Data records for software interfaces
↓↓↓
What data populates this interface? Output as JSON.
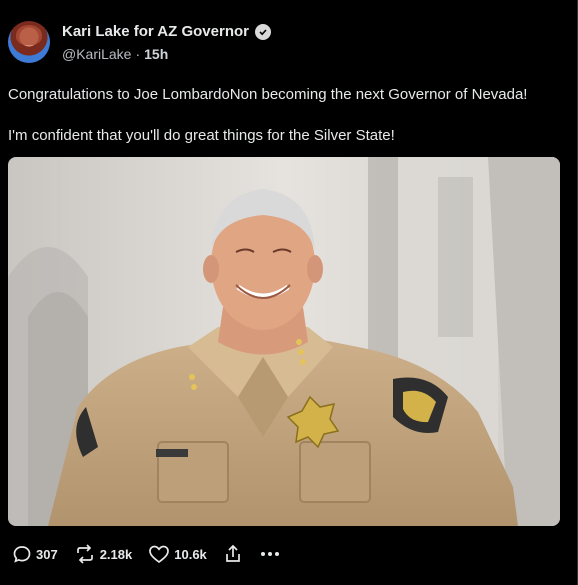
{
  "post": {
    "author_name": "Kari Lake for AZ Governor",
    "handle": "@KariLake",
    "separator": "·",
    "time": "15h",
    "line1": "Congratulations to Joe LombardoNon becoming the next Governor of Nevada!",
    "line2": "I'm confident that you'll do great things for the Silver State!",
    "stats": {
      "replies": "307",
      "reposts": "2.18k",
      "likes": "10.6k"
    }
  },
  "colors": {
    "background": "#000000",
    "text": "#e7e9ea",
    "uniform": "#c8ad86"
  },
  "icons": [
    "verified-badge-icon",
    "reply-icon",
    "repost-icon",
    "like-icon",
    "share-icon",
    "more-icon"
  ]
}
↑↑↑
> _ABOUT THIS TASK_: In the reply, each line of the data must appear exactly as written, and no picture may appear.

> _SOLUTION TO THIS EXERCISE_:
What data populates this interface? Output as JSON.
{
  "post": {
    "author_name": "Kari Lake for AZ Governor",
    "handle": "@KariLake",
    "separator": "·",
    "time": "15h",
    "line1": "Congratulations to Joe LombardoNon becoming the next Governor of Nevada!",
    "line2": "I'm confident that you'll do great things for the Silver State!",
    "stats": {
      "replies": "307",
      "reposts": "2.18k",
      "likes": "10.6k"
    }
  },
  "colors": {
    "background": "#000000",
    "text": "#e7e9ea",
    "uniform": "#c8ad86"
  },
  "icons": [
    "verified-badge-icon",
    "reply-icon",
    "repost-icon",
    "like-icon",
    "share-icon",
    "more-icon"
  ]
}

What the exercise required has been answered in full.